The Hole of Horcum, North Yorkshire (Flickr: Paul Tomlin)
List Words : Cool Places | 22 May

Britain's 6 wildest places

Want to get truly off-the-beaten-track in the UK? Cool Places recommends where you can get lost in the wild... But with a pub or town not too far away

No one would claim that Britain is home to Europe’s wildest scenery: it’s a compact, crowded country, and the joys of its landscape can often be gentle rather than dramatic. But you may be surprised – not only about how remote the British landscape can feel at times, but how easy such places are to get to. Our friends at www.coolplaces.co.uk have come up with a few locations you may not have heard about, and which are relatively easy to reach, too.

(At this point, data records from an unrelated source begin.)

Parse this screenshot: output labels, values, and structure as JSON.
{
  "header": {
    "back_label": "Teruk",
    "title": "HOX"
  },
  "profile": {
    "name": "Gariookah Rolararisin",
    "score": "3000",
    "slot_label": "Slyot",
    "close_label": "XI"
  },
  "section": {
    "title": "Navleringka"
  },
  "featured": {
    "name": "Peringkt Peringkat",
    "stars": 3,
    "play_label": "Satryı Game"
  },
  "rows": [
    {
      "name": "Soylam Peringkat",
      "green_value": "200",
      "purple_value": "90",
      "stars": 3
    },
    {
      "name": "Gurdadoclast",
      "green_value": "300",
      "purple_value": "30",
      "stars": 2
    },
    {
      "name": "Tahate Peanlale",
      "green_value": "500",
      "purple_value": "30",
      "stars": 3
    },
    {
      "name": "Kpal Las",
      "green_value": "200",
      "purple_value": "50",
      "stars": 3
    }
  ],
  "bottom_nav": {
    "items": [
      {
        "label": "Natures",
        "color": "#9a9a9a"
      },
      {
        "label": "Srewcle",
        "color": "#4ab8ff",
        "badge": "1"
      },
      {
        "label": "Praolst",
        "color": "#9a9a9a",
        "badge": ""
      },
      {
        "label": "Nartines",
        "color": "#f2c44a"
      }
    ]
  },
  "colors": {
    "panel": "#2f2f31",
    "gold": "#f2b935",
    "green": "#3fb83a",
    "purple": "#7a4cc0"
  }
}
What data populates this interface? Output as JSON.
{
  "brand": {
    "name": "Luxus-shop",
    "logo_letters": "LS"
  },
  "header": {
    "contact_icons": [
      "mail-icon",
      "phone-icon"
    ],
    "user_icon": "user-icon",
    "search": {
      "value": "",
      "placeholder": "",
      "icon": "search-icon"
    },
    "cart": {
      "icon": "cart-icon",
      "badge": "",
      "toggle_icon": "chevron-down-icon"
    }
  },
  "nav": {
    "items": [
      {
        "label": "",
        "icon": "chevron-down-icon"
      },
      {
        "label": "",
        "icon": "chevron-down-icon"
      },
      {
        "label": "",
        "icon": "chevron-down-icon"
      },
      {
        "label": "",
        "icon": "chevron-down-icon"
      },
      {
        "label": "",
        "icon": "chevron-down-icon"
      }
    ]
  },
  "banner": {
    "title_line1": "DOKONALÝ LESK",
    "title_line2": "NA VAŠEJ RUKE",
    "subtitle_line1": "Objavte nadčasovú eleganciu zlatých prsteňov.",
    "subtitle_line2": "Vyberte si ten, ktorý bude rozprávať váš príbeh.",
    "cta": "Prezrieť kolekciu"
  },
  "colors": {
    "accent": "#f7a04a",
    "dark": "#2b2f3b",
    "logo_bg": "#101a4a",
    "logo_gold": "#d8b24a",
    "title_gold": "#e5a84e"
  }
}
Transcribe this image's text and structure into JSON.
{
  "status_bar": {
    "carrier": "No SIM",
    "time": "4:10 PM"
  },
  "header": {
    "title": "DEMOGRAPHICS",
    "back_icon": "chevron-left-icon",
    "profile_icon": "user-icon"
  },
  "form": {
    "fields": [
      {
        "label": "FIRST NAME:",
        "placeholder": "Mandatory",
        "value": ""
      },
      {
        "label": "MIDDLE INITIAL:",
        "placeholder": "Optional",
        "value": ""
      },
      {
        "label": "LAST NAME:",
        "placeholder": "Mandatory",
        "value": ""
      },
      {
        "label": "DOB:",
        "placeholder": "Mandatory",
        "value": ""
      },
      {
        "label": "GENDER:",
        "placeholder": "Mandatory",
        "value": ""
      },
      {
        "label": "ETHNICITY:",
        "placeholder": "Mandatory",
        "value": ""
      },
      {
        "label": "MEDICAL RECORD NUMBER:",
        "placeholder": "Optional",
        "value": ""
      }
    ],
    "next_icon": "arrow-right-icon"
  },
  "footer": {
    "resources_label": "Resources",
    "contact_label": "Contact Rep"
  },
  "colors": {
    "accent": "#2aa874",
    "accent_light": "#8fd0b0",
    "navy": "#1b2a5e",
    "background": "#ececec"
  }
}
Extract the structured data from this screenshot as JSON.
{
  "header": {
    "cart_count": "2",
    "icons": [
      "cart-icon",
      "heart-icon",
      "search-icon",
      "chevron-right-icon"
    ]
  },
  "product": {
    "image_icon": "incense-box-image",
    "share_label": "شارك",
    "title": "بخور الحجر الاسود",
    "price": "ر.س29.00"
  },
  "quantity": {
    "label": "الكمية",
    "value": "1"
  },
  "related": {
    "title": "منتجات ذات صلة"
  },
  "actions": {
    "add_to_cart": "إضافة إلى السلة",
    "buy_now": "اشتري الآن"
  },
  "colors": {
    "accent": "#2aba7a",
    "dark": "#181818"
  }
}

1. Carn Ingli, Pembrokeshire

Take time off from the magnificent beaches of the Pembrokeshire coast to climb Carn Ingli, from whose frost-shattered volcanic rocks you can see as far as the equally desolate mountains of Snowdonia.

Carn Ingli is easily accessed from the pretty Norman village of Newport and its wide, golden strand, Traeth Mawr. The hill is famed locally as being the home to Saint Brynach who is said to have communed with angels here – although it should be noted that the local hills are also known for their ‘magic mushrooms’.

If you don’t fancy the long slog up from town you can drive onto Carn Ingli Common and park just a mile or so away from the summit, which is reached via an easy amble across open moorland. 

2. The Hole of Horcum, North Yorkshire

Is this North Yorkshire’s Grand Canyon, and was this gigantic hole scooped out by a giant having an argument with his wife? Whatever is origin, a walk around its stark, windswept ten-mile perimeter, via the old villages of Levisham and Lockton, is a must.

The truth behind the 'Devil's Punchbowl' is based in geology, though it's just as startling – an ongoing process known as 'spring-sapping' has undermined and eroded the land here over thousands of years, making the feature ever larger and ever deeper. It's home to a magnificent view in any case, easily seen from the National Park car park at Saltergate, around eight miles north of Pickering.

You can also pick up the walk from Levisham station, which is a stop on the grand old North Yorkshire Moors Railway line. 

3. Loch Lubnaig, Argyll and Bute

It may be small by Scottish standards, barely 5km long and only around 40m deep at its deepest point, but this wee gem is one of the nation’s prettiest lochs by some way. It's dead easy to get to as well, just north of Callender, and a handy stop off for those heading further north.

It is dominated by two hulking mountains, Ben Ledi and Ben Vorlich, and surrounded by swathes of forest. You can rent canoes, fish or just chill by the water’s edge.

4. Mam Tor, Derbyshire

The so-called ‘Shivering Mountain’ is one of the Peak District’s – and North Derbyshire’s – most romantically dramatic hills, and can only be accessed by a twisting road slashed through a deep, steep, v-shaped gorge.

This part of north Derbyshire is rich in things to do and see; historic Castleton is the village at the bottom of Mam Tor – English Heritage's medieval Peveril Castle is worth a look-see, and deep into the earth under the surrounding hills lie the world famous Blue John mines. You're deep in the Hope Valley here, and Hathersage is only 20 minutes away; spend half a day in each place.  

5. Samson, Isles of Scilly

With its distinctive mammary-shaped peaks, this is perhaps the most remote of the Scillies, abandoned over 150 years ago. With ruined buildings and burial chambers scattered across the islands there is an eery sense of isolation.

It has exceptional flora and fauna, and can be reached by boat between April and October.

6. Wheatfen Nature Reserve, Norfolk

Just to the south of the Yare River, Wheatfen Nature Reserve is the creation of the naturalist Ted Ellis, who made his home here while he was keeper of the natural history collection at Norwich Castle.

He died in 1986, and the marshes and watery channels of Wheatfen have been a nature reserve ever since. You can do a lovely circular walk down to the river – about an hour in
all, more if you linger – that gives you some appreciation of what Ted and his wife Phyllis (who lived here until her death in 2004) saw in this magical place, as well as striking off on a different path from the entrance to tiny Wheatfen Broad.

There are regular Sunday nature walks and bushcraft sessions – everything from freshwater mussels and medicinal plants to a 'Swallowtail day".

Cool PlacesCool Places is a website devoted to selecting and celebrating the best of UK travel, whether you’re booking a last-minute weekend away or looking for longer trip ideas. They cover the UK’s best places to stay, from stunningly located campsites to cosy boutique hotels, great gastropubs and restaurants to beachside cafés, and the country’s quirkiest shops and markets. Check it out, and add your own favourites